The opinion of the court was delivered by: Dean D. Pregerson United States District Judge
ORDER DENYING PLAINTIFF'S MOTIONS TO DISMISS AND FOR SANCTIONS
Presently before the court are Plaintiff's Motion to Dismiss Defendants' Counterclaim for Federal Trademark Counterfeiting ("Motion to Dismiss") and Plaintiff's Motion for Sanctions. Having reviewed the parties' moving papers and heard oral argument, the court denies the Motions and adopts the following Order.
This action involves the parties' dispute over who owns and has the right to use certain TEAM QUEST trademarks. In their Counterclaim, Defendants Matthew Lindland and Team Quest Fight Club, LLC (collectively, "TQFC") contend that they own the marks.
According to TQFC, Plaintiff Daniel Henderson ("Henderson") used these marks without authorization, beyond the scope and after rescission of a prior license "to operate a single facility in California under the TEAM QUEST name and marks." Among other causes of action, TQFC alleges federal trademark infringement and counterfeiting under the Lanham Act, 15 U.S.C. §§ 1114-1125.

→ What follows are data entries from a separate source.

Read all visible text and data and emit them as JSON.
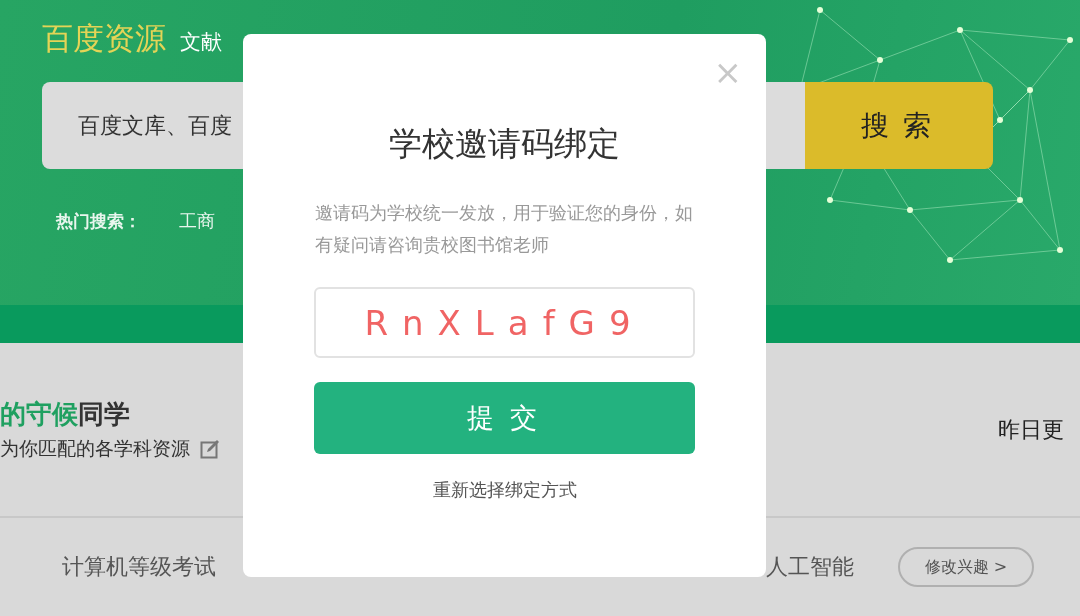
{
  "header": {
    "logo": "百度资源",
    "subtitle": "文献",
    "search": {
      "value": "百度文库、百度",
      "button": "搜索"
    },
    "hot_search": {
      "label": "热门搜索：",
      "items": [
        "工商"
      ]
    }
  },
  "greeting": {
    "title_highlight": "的守候",
    "title": "同学",
    "subtitle": "为你匹配的各学科资源",
    "update": "昨日更"
  },
  "interests": {
    "tabs": [
      "计算机等级考试",
      "人工智能"
    ],
    "edit_button": "修改兴趣 >"
  },
  "modal": {
    "close": "×",
    "title": "学校邀请码绑定",
    "description": "邀请码为学校统一发放，用于验证您的身份，如有疑问请咨询贵校图书馆老师",
    "code": {
      "value": "RnXLafG9"
    },
    "submit": "提交",
    "rebind_link": "重新选择绑定方式"
  }
}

"After the pleadings are closed - but early enough not to delay trial - a party may move for judgment on the pleadings." Fed. R. Civ. P. 12(c). Judgment on the pleadings is proper "when there is no issue of material fact in dispute, and the moving party is entitled to judgment as a matter of law." Fleming v. Pickard, 581 F.3d 922, 925 (9th Cir. 2009). Because Rule 12(c) is "functionally identical" to Rule 12(b)(6), "the same standard of review applies to motions brought under either rule." Cafasso v. Gen. Dynamics C4 Sys., Inc., 637 F.3d 1047, 1055 n. 4 (9th Cir. 2011) (internal quotation marks omitted). Accordingly, when considering a Rule 12(c) motion, "a court must accept as true all allegations of material fact and must construe those facts in the light most favorable to the plaintiff." Resnick v. Hayes, 213 F.3d 443, 447 (9th Cir. 2000).
In his Motion to Dismiss, Henderson argues that TQFC fails to adequately plead a trademark counterfeiting claim, because "Henderson has a good faith belief that he has an ownership interest in the [TEAM QUEST] marks." In response, TQFC contends that there is no statutory good faith exception to counterfeiting in violation of 15 U.S.C. § 1116(d), and that it has adequately pled such a claim. The court agrees.

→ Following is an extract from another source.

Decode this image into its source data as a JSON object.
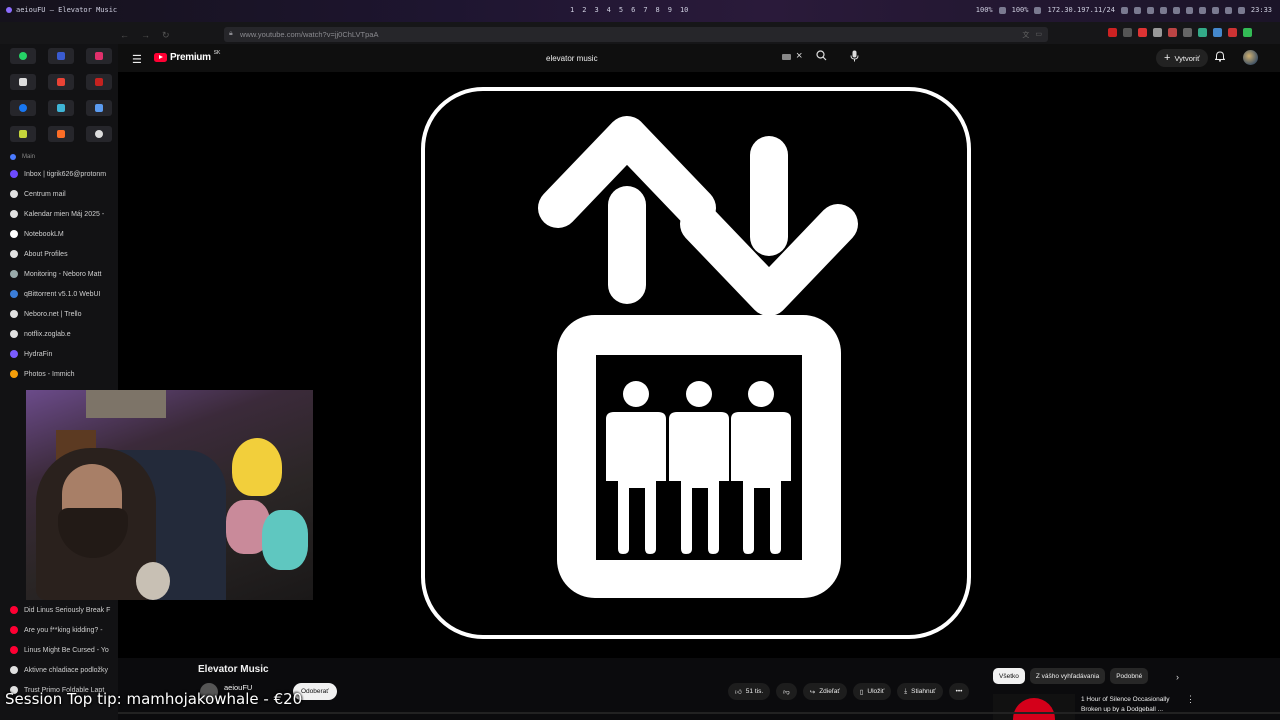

A counterfeiting claim under "Section 1116(d) requires that the mark in question be (1) a non-genuine mark identical to the registered, genuine mark of another, where (2) the genuine mark was registered for use on the same goods to which the infringer applied the mark." Louis Vuitton Malletier, S.A. v. Akanoc Solutions, Inc., 658 F.3d 936, 946 (9th Cir. 2011); see also Partners for Health & Home, L.P. v. Seung Wee Yang, No. CV 09--07849, 2011 WL 5387075, at *8 (C.D. Cal. Oct. 28, 2011) ("Trademark infringement under 15 U.S.C. § 1114(1) also constitutes trademark counterfeiting when the infringer uses a 'counterfeit mark,' which is defined as 'a counterfeit of a mark that is registered on the principal register in the United States Patent and Trademark Office for such goods or services sold, offered for sale, or distributed and that is in use . . . .' 15 U.S.C. § 1116(d)(1)(B)(I).").

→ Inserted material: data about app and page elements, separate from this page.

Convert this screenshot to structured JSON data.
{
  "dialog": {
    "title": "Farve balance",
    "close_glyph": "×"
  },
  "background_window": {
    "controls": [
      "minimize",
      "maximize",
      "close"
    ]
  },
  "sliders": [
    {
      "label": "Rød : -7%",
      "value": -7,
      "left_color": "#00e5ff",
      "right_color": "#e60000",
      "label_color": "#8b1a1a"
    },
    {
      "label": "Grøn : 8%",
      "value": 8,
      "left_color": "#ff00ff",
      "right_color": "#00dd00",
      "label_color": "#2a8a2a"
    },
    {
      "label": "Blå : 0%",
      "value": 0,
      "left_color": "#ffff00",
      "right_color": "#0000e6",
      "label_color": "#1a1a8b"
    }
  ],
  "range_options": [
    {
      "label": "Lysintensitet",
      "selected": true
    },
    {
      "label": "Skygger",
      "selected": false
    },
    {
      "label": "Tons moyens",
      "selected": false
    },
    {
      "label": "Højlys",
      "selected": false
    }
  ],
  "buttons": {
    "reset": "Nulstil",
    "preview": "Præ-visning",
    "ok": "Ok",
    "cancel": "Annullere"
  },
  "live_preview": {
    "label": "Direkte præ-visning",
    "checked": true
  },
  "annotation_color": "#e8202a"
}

There is no dispute that TQFC has adequately pled these elements. Contrary to Plaintiff's contention, there is no statutory requirement of good faith. Also, although there is split authority as to whether a former licensee can be held liable for counterfeiting, the Ninth Circuit has answered this question in the affirmative, at least in the context of certification marks. See Idaho Potato Comm'n v. G & T Terminal Packaging, Inc., 425 F.3d 708, 720-22 (9th Cir. 2005). The court concludes that the same analysis applies to trademarks more broadly. See Century 21 Real Estate, LLC v. Destiny Real Estate Props., No. 4:11-CV-38, 2011 WL 6736060, at *3-5 (N.D. Ind. Dec 19, 2011) (discussing the conflicting rulings on this issue and concluding that there is "no reason why an ex-franchisee should escape liability for counterfeiting"); Travis R. Wimberly, Holdover Trademark Licensees and the Counterfeiting Loophole, 88 Tex. L. Rev. 415, 440 (2009) (discussing the split authority and concluding that "[h]oldover licensees, at least in most circumstances, should be adjudged as trademark counterfeiters").
Defendants have therefore sufficiently alleged a claim for counterfeiting. The court notes, however, that certain damages available for counterfeiting claims do require proof of knowledge and intent or willfulness. See 15 U.S.C. § 1117(b) (mandating treble damages, absent extenuating circumstances, where the violation consists of "intentionally using a mark or designation, knowing such mark or designation is a counterfeit mark"); id. § 1117(c) (allowing for increased statutory damages "if the ...